One serving of Herbalife shake (26 g of powder) provides 1.04 g of fat, which is 1.5% of the daily requirement for this nutrient. This is a very small amount, especially as the same amount of product contains as much as 9 g of sugar. Fat is the macronutrient with the highest energy value (9 kcal in 1 g, while proteins and carbohydrates provide 4 kcal in 1 g), which doesn’t mean that it should be excluded from any diet, even a reduction one. A healthy, balanced diet should be based on energy coming from all three macronutrients in the right proportions – just as it is in SUPERSONIC Food, where there are adequate amounts of fats, proteins and carbohydrates, and none of the ingredients are present in too small quantities. Fat is an essential component of a diet because it has many important functions in the body. It’s involved in the production of many biologically active substances, e.g. leptin (responsible for regulating appetite) and adiponectin (associated with the sensitivity of liver and muscle cells to insulin). Fat is particularly important for the nervous system and its proper functioning, as it makes up around 50-60% of its mass, including the brain.


Vitamins and minerals


The SUPERSONIC Food formula has been developed to ensure that as many minerals and vitamins as possible come naturally from the source ingredients – for this reason, the product is enriched with superfoods and plant extracts, for example, bladderwrack which is a source of iodine and rosehip extract as a source of vitamin C.


These minerals and vitamins that the product has been enriched with are in chemical forms that are best absorbed by the body – for example, vitamin B12 is in the form of methylcobalamin, which has a much higher absorption rate than the cyanocobalamin found in Herbalife.


In addition, SUPERSONIC Food contains fat-soluble vitamins (A, D, E, K), which are found in the product in combination with fatty acid esters in separate sachets, not in a powdered form. As a result, they are protected from the damaging effects of oxygen and light and are better absorbed by the body due to their presence together with fats.


Unique ingredients


The SUPERSONIC Food formula contains many bioactive ingredients that have a beneficial effect on health. These include lycopene, which has a powerful antioxidant effect (2), lutein and zeaxanthin, which are responsible for the proper functioning of the sight organ (3), as well as choline, which among other things contributes to proper muscle function while also supporting the nervous system and brain functioning (4).


As the only meal replacement, SUPERSONIC Food contains inactive yeast Yarrowia lipolytic which belong to the category of the so-called Novel Food. They are a source of ingredients valuable to health, providing among other vitamins C, D and E as well as B-group vitamins. They also contain bioactive compounds, such as coenzyme Q10, alpha-ketoglutarate and citrulline malate, as well as beta-glucan, which has anticancer and immune-stimulating effects (5).

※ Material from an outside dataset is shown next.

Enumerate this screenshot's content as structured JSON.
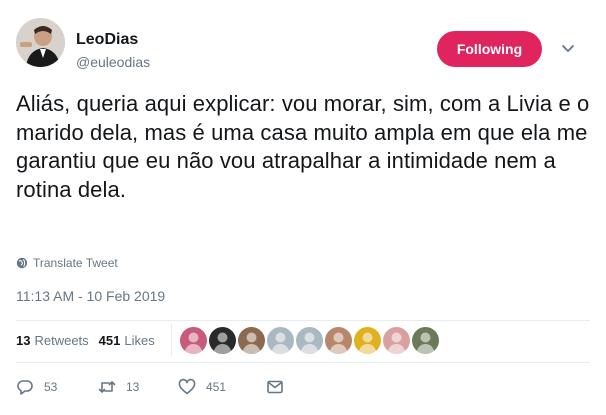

SUPERSONIC Food and Herbalife offer products that are based on similar principles, but nonetheless are very different. In addition to differences in composition and nutritional values, the products are also geared towards different audiences: SUPERSONIC Food is vegan, while Herbalife can’t be consumed by people on a plant-based diet. The SUPERSONIC Food formula is carefully composed by scientists and nutritionists, with each ingredient supporting our health and well-being.



  1. Brand-Miller, J. C., Holt, S. H., Pawlak, D. B., & McMillan, J. (2002). Glycemic index and obesity. The American journal of clinical nutrition76(1), 281S-285S.
  2. Heber, D., & Lu, Q. Y. (2002). Overview of mechanisms of action of lycopene. Experimental biology and medicine227(10), 920-923.
  3. Roberts, R. L., Green, J., & Lewis, B. (2009). Lutein and zeaxanthin in eye and skin health. Clinics in Dermatology27 (2), 195-201.
  4. Zeisel, S. H. (2000). Choline: an essential nutrient for humans. Nutrition.
  5. Stier, H., Ebbeskotte, V., & Gruenwald, J. (2014). Immune-modulatory effects of dietary Yeast Beta-1, 3/1, 6-D-glucan. Nutrition journal13(1), 1-9.;]
  6. [Access date: 03.08.2021]
  7. [Access date: 03.08.2021]